As an example, consider a target that is being observed by radar and that the processing of the radar data by a target tracker is enabling the target’s motion to be characterized as well. The target can then be represented by size, position, speed, and direction. It may also be possible to make an initial classification of the target type based on these parameters. The size (radar cross-section), behavior, and speed of a target, for example, can be used to suggest a classification, such as swimmer, buoy, unmanned autonomous vessel (UAV), RIB, small boat, larger boat, helicopter, light aircraft, etc.

The target information can then be used to present the AR overlay for the camera display. Knowing the orientation of the camera, the field of view represented by the window, and the absolute angle of the track, the appropriate position for the target symbol can be calculated. With a graphical symbol drawn at the correct location, the video from the camera can be overlaid with the related state information derived from the radar. Significantly, the position of this information must be recalculated in real time to ensure that the current position of the camera is used. That position may be being adjusted by an operator, by an automatic slew-to-cue process, or by a closed-loop stabilization process if the camera is mounted on a moving platform.

The principle of the processing is thus: There are two data processing streams. The camera video is displayed and then overlaid with graphics information derived from the radar processing. The known angle and range of the target measured by the radar is displayed at a window location that is sensitive to the angle of the camera, and continuously adjusted as the camera angle is changed (by whatever means). As a result, the user observes (Figure 2) the real-time video imagery overlaid by relevant contextual information relating to the target.


Figure 2: The video from the camera is overlaid with relevant target-specific data derived from the radar and other sensors.

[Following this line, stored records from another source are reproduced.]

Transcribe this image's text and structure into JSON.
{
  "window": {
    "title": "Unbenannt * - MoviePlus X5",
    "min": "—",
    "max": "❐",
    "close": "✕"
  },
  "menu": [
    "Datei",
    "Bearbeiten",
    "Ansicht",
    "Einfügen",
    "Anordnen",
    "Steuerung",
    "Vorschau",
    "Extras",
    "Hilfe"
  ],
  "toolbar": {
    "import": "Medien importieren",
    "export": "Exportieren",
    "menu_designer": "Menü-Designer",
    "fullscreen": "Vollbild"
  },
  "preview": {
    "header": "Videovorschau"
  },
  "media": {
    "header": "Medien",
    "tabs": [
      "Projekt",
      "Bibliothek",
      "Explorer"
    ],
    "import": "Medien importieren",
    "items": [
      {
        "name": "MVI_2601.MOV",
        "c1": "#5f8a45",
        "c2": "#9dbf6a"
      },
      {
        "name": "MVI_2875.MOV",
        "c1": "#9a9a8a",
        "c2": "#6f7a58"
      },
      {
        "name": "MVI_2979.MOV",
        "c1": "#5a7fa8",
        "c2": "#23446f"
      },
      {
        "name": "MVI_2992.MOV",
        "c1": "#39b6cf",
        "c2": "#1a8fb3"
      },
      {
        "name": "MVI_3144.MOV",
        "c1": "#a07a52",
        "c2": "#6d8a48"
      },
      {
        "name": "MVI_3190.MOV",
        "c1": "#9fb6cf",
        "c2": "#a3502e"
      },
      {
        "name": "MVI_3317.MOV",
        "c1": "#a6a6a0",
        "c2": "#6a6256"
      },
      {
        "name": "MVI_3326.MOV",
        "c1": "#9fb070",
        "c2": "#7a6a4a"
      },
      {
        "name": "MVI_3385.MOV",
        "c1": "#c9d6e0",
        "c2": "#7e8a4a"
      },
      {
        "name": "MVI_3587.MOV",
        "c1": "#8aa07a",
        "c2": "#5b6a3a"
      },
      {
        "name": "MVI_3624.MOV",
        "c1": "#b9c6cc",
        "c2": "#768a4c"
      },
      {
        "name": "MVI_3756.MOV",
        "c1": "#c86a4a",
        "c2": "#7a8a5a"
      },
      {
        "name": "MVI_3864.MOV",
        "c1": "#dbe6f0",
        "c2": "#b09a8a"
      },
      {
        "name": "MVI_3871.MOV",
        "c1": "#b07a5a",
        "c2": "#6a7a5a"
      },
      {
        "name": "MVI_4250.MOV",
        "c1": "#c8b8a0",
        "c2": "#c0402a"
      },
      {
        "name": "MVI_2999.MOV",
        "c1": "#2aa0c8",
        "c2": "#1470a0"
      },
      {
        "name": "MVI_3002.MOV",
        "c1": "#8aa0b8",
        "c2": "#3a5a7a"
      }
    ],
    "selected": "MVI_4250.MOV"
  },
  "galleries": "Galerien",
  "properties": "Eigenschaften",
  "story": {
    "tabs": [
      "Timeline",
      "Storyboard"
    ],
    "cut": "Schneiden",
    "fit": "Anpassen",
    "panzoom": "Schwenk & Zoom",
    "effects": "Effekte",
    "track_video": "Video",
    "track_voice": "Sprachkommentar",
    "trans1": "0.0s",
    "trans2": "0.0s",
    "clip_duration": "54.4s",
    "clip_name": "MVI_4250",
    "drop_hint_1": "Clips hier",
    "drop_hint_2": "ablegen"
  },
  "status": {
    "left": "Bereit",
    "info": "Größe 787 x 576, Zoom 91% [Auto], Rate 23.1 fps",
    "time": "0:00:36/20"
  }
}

Reducing the cognitive load with AR

Augmented vision is implemented within Cambridge Pixel’s RadarWatch display software to aid the interpretation of camera video by showing relevant target data as an overlay. The camera may be moved by either an operator, by a video tracker, or by slew-to-cue adjustment from the radar updates. The radar-derived information is constantly updated to reflect the most recent fused information from the radar and radio transmissions. This permits speed and course to be displayed, as well as relevant data that comes from the associated AIS record, such as ship ID, destination port, cargo, etc.

RadarWatch provides an integrated display of maps, radar and camera video, with primary radar tracks fused with AIS and then displayed as an overlay to camera video. The software supports the specification of complex alarm criteria based on the position of targets in any combination of areas of interest, near to the coast line, designated locations, or other targets. When an alarm is triggered, the actions may include camera cueing, initiation of recording, and audible and visual signaling. The display and overlays deliver an enhanced perception of reality and offer a reduced cognitive load for the user. (Figure 3.)


Figure 3: RadarWatch integrates radar and camera video, with augmented reality adding radar-derived information to aid the interpretation of the camera video.




Augmented vision clearly offers improvements in the interpretation of complex sensor data in military security applications, which enables more efficient classification of threats and faster detection of targets needing assistance. The key element with such systems is to process and display this additional sensor data intelligently to help the operator to make faster, clearer, and better-informed decisions.

David G. Johnson is Cambridge Pixel’s technical director and has more than 25 years of experience working in radar processing and display systems. He holds a B.Sc. and Ph.D. in Electronic Engineering from the University of Hull in the U.K. David can be reached at [email protected]

Cambridge Pixel •


Featured Companies

Cambridge Pixel

New Cambridge House, Litlington, Royston, Herts